_BRIEF_
Pictures aside, the data must be reproduced exactly.

Recorded data
[Start of Attachment]
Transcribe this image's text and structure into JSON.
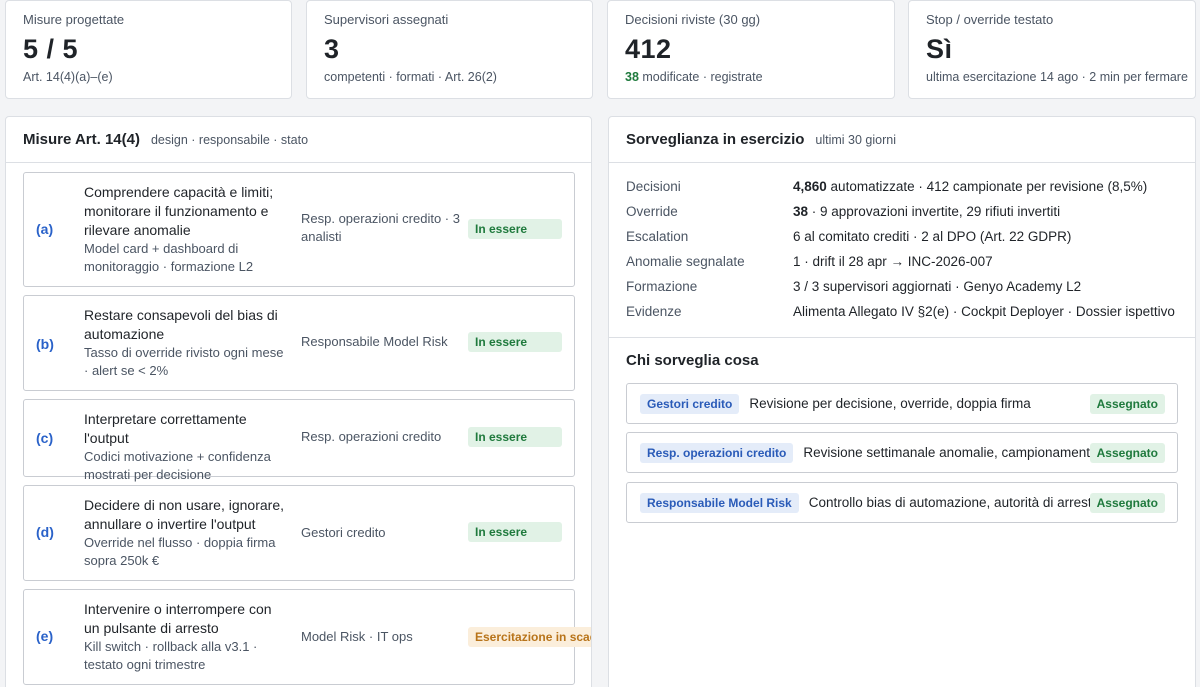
{
  "kpis": [
    {
      "label": "Misure progettate",
      "value": "5 / 5",
      "sub": "Art. 14(4)(a)–(e)"
    },
    {
      "label": "Supervisori assegnati",
      "value": "3",
      "sub": "competenti · formati · Art. 26(2)"
    },
    {
      "label": "Decisioni riviste (30 gg)",
      "value": "412",
      "sub_highlight": "38",
      "sub": " modificate · registrate"
    },
    {
      "label": "Stop / override testato",
      "value": "Sì",
      "sub": "ultima esercitazione 14 ago · 2 min per fermare"
    }
  ],
  "measures_panel": {
    "title": "Misure Art. 14(4)",
    "subtitle": "design · responsabile · stato",
    "rows": [
      {
        "letter": "(a)",
        "title": "Comprendere capacità e limiti; monitorare il funzionamento e rilevare anomalie",
        "design": "Model card + dashboard di monitoraggio · formazione L2",
        "owner": "Resp. operazioni credito · 3 analisti",
        "status": "In essere"
      },
      {
        "letter": "(b)",
        "title": "Restare consapevoli del bias di automazione",
        "design": "Tasso di override rivisto ogni mese · alert se < 2%",
        "owner": "Responsabile Model Risk",
        "status": "In essere"
      },
      {
        "letter": "(c)",
        "title": "Interpretare correttamente l'output",
        "design": "Codici motivazione + confidenza mostrati per decisione",
        "owner": "Resp. operazioni credito",
        "status": "In essere"
      },
      {
        "letter": "(d)",
        "title": "Decidere di non usare, ignorare, annullare o invertire l'output",
        "design": "Override nel flusso · doppia firma sopra 250k €",
        "owner": "Gestori credito",
        "status": "In essere"
      },
      {
        "letter": "(e)",
        "title": "Intervenire o interrompere con un pulsante di arresto",
        "design": "Kill switch · rollback alla v3.1 · testato ogni trimestre",
        "owner": "Model Risk · IT ops",
        "status": "Esercitazione in scadenza"
      }
    ]
  },
  "oversight_panel": {
    "title": "Sorveglianza in esercizio",
    "subtitle": "ultimi 30 giorni",
    "rows": [
      {
        "label": "Decisioni",
        "value_bold": "4,860",
        "value": " automatizzate · 412 campionate per revisione (8,5%)"
      },
      {
        "label": "Override",
        "value_bold": "38",
        "value": " · 9 approvazioni invertite, 29 rifiuti invertiti"
      },
      {
        "label": "Escalation",
        "value_bold": "",
        "value": "6 al comitato crediti · 2 al DPO (Art. 22 GDPR)"
      },
      {
        "label": "Anomalie segnalate",
        "value_bold": "",
        "value": "1 · drift il 28 apr → INC-2026-007"
      },
      {
        "label": "Formazione",
        "value_bold": "",
        "value": "3 / 3 supervisori aggiornati · Genyo Academy L2"
      },
      {
        "label": "Evidenze",
        "value_bold": "",
        "value": "Alimenta Allegato IV §2(e) · Cockpit Deployer · Dossier ispettivo"
      }
    ],
    "who_title": "Chi sorveglia cosa",
    "who": [
      {
        "role": "Gestori credito",
        "task": "Revisione per decisione, override, doppia firma",
        "status": "Assegnato"
      },
      {
        "role": "Resp. operazioni credito",
        "task": "Revisione settimanale anomalie, campionamento",
        "status": "Assegnato"
      },
      {
        "role": "Responsabile Model Risk",
        "task": "Controllo bias di automazione, autorità di arresto",
        "status": "Assegnato"
      }
    ]
  },
  "colors": {
    "accent_blue": "#2a62c9",
    "ok_green": "#1f7a3d",
    "warn_orange": "#b8741a"
  }
}
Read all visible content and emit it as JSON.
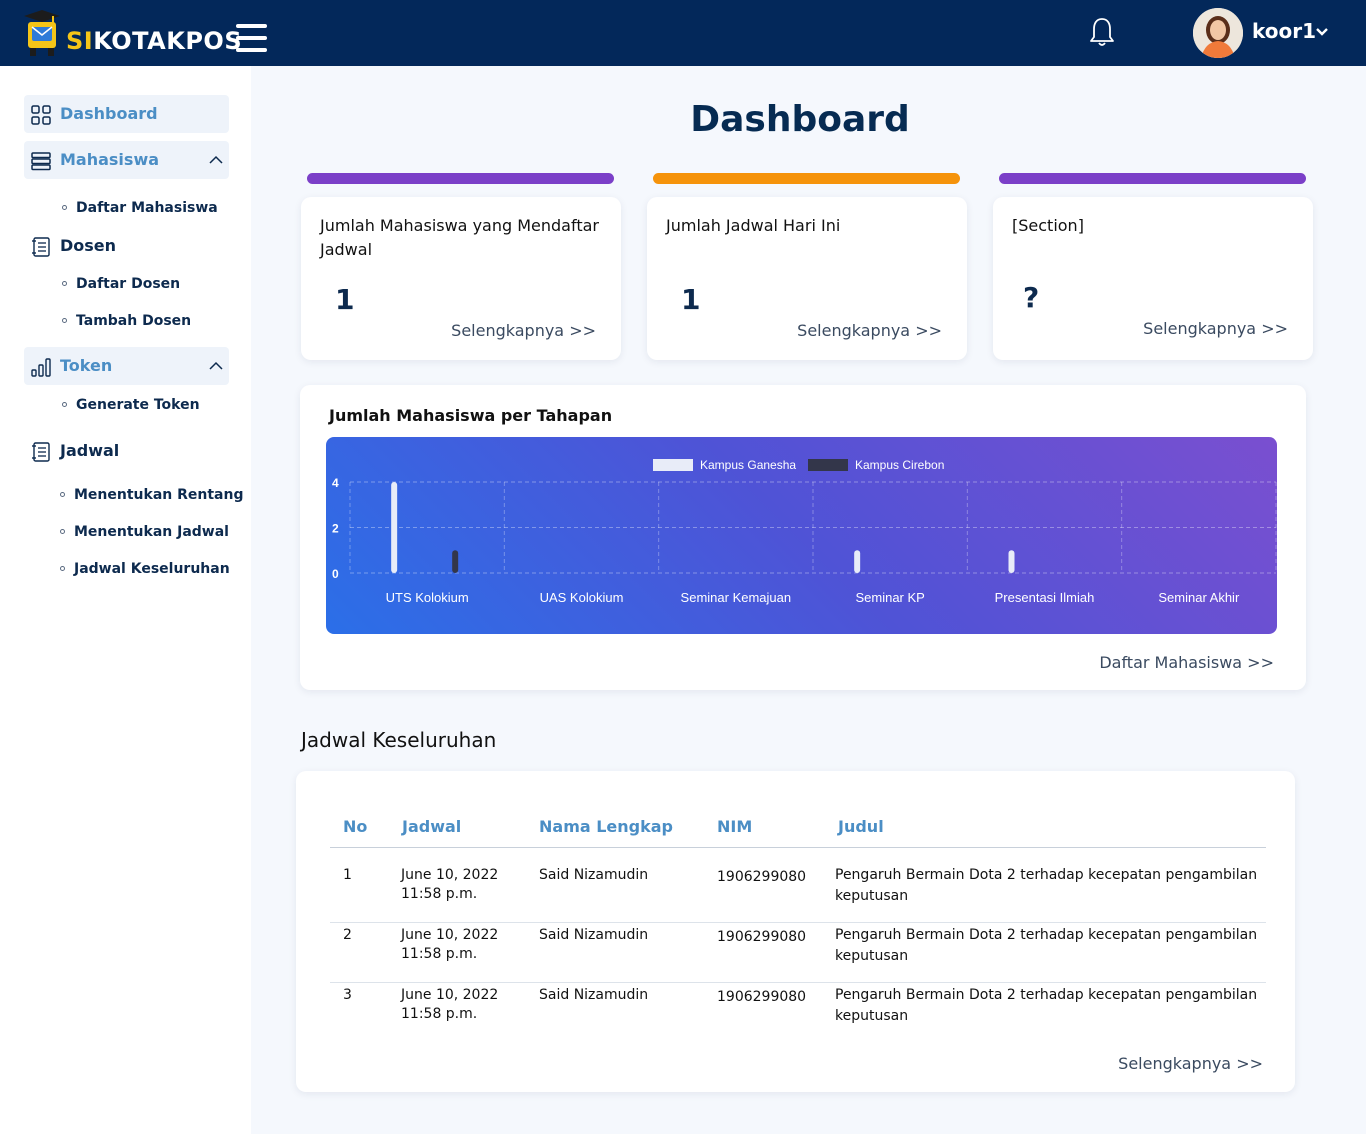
{
  "app": {
    "brand_prefix": "SI",
    "brand_suffix": "KOTAKPOS",
    "username": "koor1"
  },
  "sidebar": {
    "items": [
      {
        "label": "Dashboard",
        "icon": "grid-icon"
      },
      {
        "label": "Mahasiswa",
        "icon": "server-icon",
        "sub": [
          "Daftar Mahasiswa"
        ]
      },
      {
        "label": "Dosen",
        "icon": "document-list-icon",
        "sub": [
          "Daftar Dosen",
          "Tambah Dosen"
        ]
      },
      {
        "label": "Token",
        "icon": "bar-chart-icon",
        "sub": [
          "Generate Token"
        ]
      },
      {
        "label": "Jadwal",
        "icon": "document-list-icon",
        "sub": [
          "Menentukan Rentang",
          "Menentukan Jadwal",
          "Jadwal Keseluruhan"
        ]
      }
    ]
  },
  "main": {
    "title": "Dashboard",
    "cards": [
      {
        "title": "Jumlah Mahasiswa yang Mendaftar Jadwal",
        "value": "1",
        "link": "Selengkapnya >>",
        "bar_color": "#7b3fc8"
      },
      {
        "title": "Jumlah Jadwal Hari Ini",
        "value": "1",
        "link": "Selengkapnya >>",
        "bar_color": "#f5930b"
      },
      {
        "title": "[Section]",
        "value": "?",
        "link": "Selengkapnya >>",
        "bar_color": "#7b3fc8"
      }
    ],
    "chart_section": {
      "title": "Jumlah Mahasiswa per Tahapan",
      "link": "Daftar Mahasiswa >>"
    },
    "schedule": {
      "title": "Jadwal Keseluruhan",
      "headers": [
        "No",
        "Jadwal",
        "Nama Lengkap",
        "NIM",
        "Judul"
      ],
      "rows": [
        {
          "no": "1",
          "date": "June 10, 2022",
          "time": "11:58 p.m.",
          "name": "Said Nizamudin",
          "nim": "1906299080",
          "judul_1": "Pengaruh Bermain Dota 2 terhadap kecepatan pengambilan",
          "judul_2": "keputusan"
        },
        {
          "no": "2",
          "date": "June 10, 2022",
          "time": "11:58 p.m.",
          "name": "Said Nizamudin",
          "nim": "1906299080",
          "judul_1": "Pengaruh Bermain Dota 2 terhadap kecepatan pengambilan",
          "judul_2": "keputusan"
        },
        {
          "no": "3",
          "date": "June 10, 2022",
          "time": "11:58 p.m.",
          "name": "Said Nizamudin",
          "nim": "1906299080",
          "judul_1": "Pengaruh Bermain Dota 2 terhadap kecepatan pengambilan",
          "judul_2": "keputusan"
        }
      ],
      "link": "Selengkapnya >>"
    }
  },
  "chart_data": {
    "type": "bar",
    "categories": [
      "UTS Kolokium",
      "UAS Kolokium",
      "Seminar Kemajuan",
      "Seminar KP",
      "Presentasi Ilmiah",
      "Seminar Akhir"
    ],
    "series": [
      {
        "name": "Kampus Ganesha",
        "values": [
          4,
          0,
          0,
          1,
          1,
          0
        ],
        "color": "#e8ecf8"
      },
      {
        "name": "Kampus Cirebon",
        "values": [
          1,
          0,
          0,
          0,
          0,
          0
        ],
        "color": "#33364a"
      }
    ],
    "yticks": [
      "0",
      "2",
      "4"
    ],
    "ylim": [
      0,
      4
    ],
    "grid": true,
    "legend": "top-center"
  }
}
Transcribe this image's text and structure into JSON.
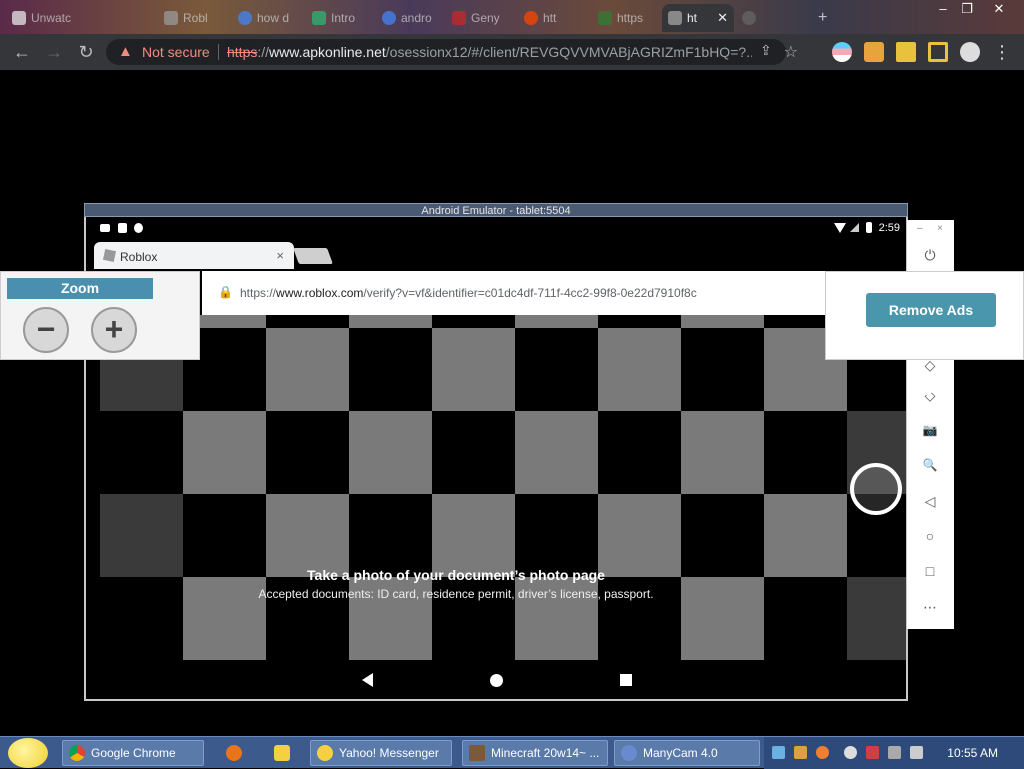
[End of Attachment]
_ANSWER AREA_
Transcribe this image's text and structure into JSON.
{
  "kpis": [
    {
      "label": "Misure progettate",
      "value": "5 / 5",
      "sub": "Art. 14(4)(a)–(e)"
    },
    {
      "label": "Supervisori assegnati",
      "value": "3",
      "sub": "competenti · formati · Art. 26(2)"
    },
    {
      "label": "Decisioni riviste (30 gg)",
      "value": "412",
      "sub_highlight": "38",
      "sub": " modificate · registrate"
    },
    {
      "label": "Stop / override testato",
      "value": "Sì",
      "sub": "ultima esercitazione 14 ago · 2 min per fermare"
    }
  ],
  "measures_panel": {
    "title": "Misure Art. 14(4)",
    "subtitle": "design · responsabile · stato",
    "rows": [
      {
        "letter": "(a)",
        "title": "Comprendere capacità e limiti; monitorare il funzionamento e rilevare anomalie",
        "design": "Model card + dashboard di monitoraggio · formazione L2",
        "owner": "Resp. operazioni credito · 3 analisti",
        "status": "In essere"
      },
      {
        "letter": "(b)",
        "title": "Restare consapevoli del bias di automazione",
        "design": "Tasso di override rivisto ogni mese · alert se < 2%",
        "owner": "Responsabile Model Risk",
        "status": "In essere"
      },
      {
        "letter": "(c)",
        "title": "Interpretare correttamente l'output",
        "design": "Codici motivazione + confidenza mostrati per decisione",
        "owner": "Resp. operazioni credito",
        "status": "In essere"
      },
      {
        "letter": "(d)",
        "title": "Decidere di non usare, ignorare, annullare o invertire l'output",
        "design": "Override nel flusso · doppia firma sopra 250k €",
        "owner": "Gestori credito",
        "status": "In essere"
      },
      {
        "letter": "(e)",
        "title": "Intervenire o interrompere con un pulsante di arresto",
        "design": "Kill switch · rollback alla v3.1 · testato ogni trimestre",
        "owner": "Model Risk · IT ops",
        "status": "Esercitazione in scadenza"
      }
    ]
  },
  "oversight_panel": {
    "title": "Sorveglianza in esercizio",
    "subtitle": "ultimi 30 giorni",
    "rows": [
      {
        "label": "Decisioni",
        "value_bold": "4,860",
        "value": " automatizzate · 412 campionate per revisione (8,5%)"
      },
      {
        "label": "Override",
        "value_bold": "38",
        "value": " · 9 approvazioni invertite, 29 rifiuti invertiti"
      },
      {
        "label": "Escalation",
        "value_bold": "",
        "value": "6 al comitato crediti · 2 al DPO (Art. 22 GDPR)"
      },
      {
        "label": "Anomalie segnalate",
        "value_bold": "",
        "value": "1 · drift il 28 apr → INC-2026-007"
      },
      {
        "label": "Formazione",
        "value_bold": "",
        "value": "3 / 3 supervisori aggiornati · Genyo Academy L2"
      },
      {
        "label": "Evidenze",
        "value_bold": "",
        "value": "Alimenta Allegato IV §2(e) · Cockpit Deployer · Dossier ispettivo"
      }
    ],
    "who_title": "Chi sorveglia cosa",
    "who": [
      {
        "role": "Gestori credito",
        "task": "Revisione per decisione, override, doppia firma",
        "status": "Assegnato"
      },
      {
        "role": "Resp. operazioni credito",
        "task": "Revisione settimanale anomalie, campionamento",
        "status": "Assegnato"
      },
      {
        "role": "Responsabile Model Risk",
        "task": "Controllo bias di automazione, autorità di arresto",
        "status": "Assegnato"
      }
    ]
  },
  "colors": {
    "accent_blue": "#2a62c9",
    "ok_green": "#1f7a3d",
    "warn_orange": "#b8741a"
  }
}
Read all visible content and emit it as JSON.
{
  "app": {
    "brand_prefix": "SI",
    "brand_suffix": "KOTAKPOS",
    "username": "koor1"
  },
  "sidebar": {
    "items": [
      {
        "label": "Dashboard",
        "icon": "grid-icon"
      },
      {
        "label": "Mahasiswa",
        "icon": "server-icon",
        "sub": [
          "Daftar Mahasiswa"
        ]
      },
      {
        "label": "Dosen",
        "icon": "document-list-icon",
        "sub": [
          "Daftar Dosen",
          "Tambah Dosen"
        ]
      },
      {
        "label": "Token",
        "icon": "bar-chart-icon",
        "sub": [
          "Generate Token"
        ]
      },
      {
        "label": "Jadwal",
        "icon": "document-list-icon",
        "sub": [
          "Menentukan Rentang",
          "Menentukan Jadwal",
          "Jadwal Keseluruhan"
        ]
      }
    ]
  },
  "main": {
    "title": "Dashboard",
    "cards": [
      {
        "title": "Jumlah Mahasiswa yang Mendaftar Jadwal",
        "value": "1",
        "link": "Selengkapnya >>",
        "bar_color": "#7b3fc8"
      },
      {
        "title": "Jumlah Jadwal Hari Ini",
        "value": "1",
        "link": "Selengkapnya >>",
        "bar_color": "#f5930b"
      },
      {
        "title": "[Section]",
        "value": "?",
        "link": "Selengkapnya >>",
        "bar_color": "#7b3fc8"
      }
    ],
    "chart_section": {
      "title": "Jumlah Mahasiswa per Tahapan",
      "link": "Daftar Mahasiswa >>"
    },
    "schedule": {
      "title": "Jadwal Keseluruhan",
      "headers": [
        "No",
        "Jadwal",
        "Nama Lengkap",
        "NIM",
        "Judul"
      ],
      "rows": [
        {
          "no": "1",
          "date": "June 10, 2022",
          "time": "11:58 p.m.",
          "name": "Said Nizamudin",
          "nim": "1906299080",
          "judul_1": "Pengaruh Bermain Dota 2 terhadap kecepatan pengambilan",
          "judul_2": "keputusan"
        },
        {
          "no": "2",
          "date": "June 10, 2022",
          "time": "11:58 p.m.",
          "name": "Said Nizamudin",
          "nim": "1906299080",
          "judul_1": "Pengaruh Bermain Dota 2 terhadap kecepatan pengambilan",
          "judul_2": "keputusan"
        },
        {
          "no": "3",
          "date": "June 10, 2022",
          "time": "11:58 p.m.",
          "name": "Said Nizamudin",
          "nim": "1906299080",
          "judul_1": "Pengaruh Bermain Dota 2 terhadap kecepatan pengambilan",
          "judul_2": "keputusan"
        }
      ],
      "link": "Selengkapnya >>"
    }
  },
  "chart_data": {
    "type": "bar",
    "categories": [
      "UTS Kolokium",
      "UAS Kolokium",
      "Seminar Kemajuan",
      "Seminar KP",
      "Presentasi Ilmiah",
      "Seminar Akhir"
    ],
    "series": [
      {
        "name": "Kampus Ganesha",
        "values": [
          4,
          0,
          0,
          1,
          1,
          0
        ],
        "color": "#e8ecf8"
      },
      {
        "name": "Kampus Cirebon",
        "values": [
          1,
          0,
          0,
          0,
          0,
          0
        ],
        "color": "#33364a"
      }
    ],
    "yticks": [
      "0",
      "2",
      "4"
    ],
    "ylim": [
      0,
      4
    ],
    "grid": true,
    "legend": "top-center"
  }
}
Transcribe this image's text and structure into JSON.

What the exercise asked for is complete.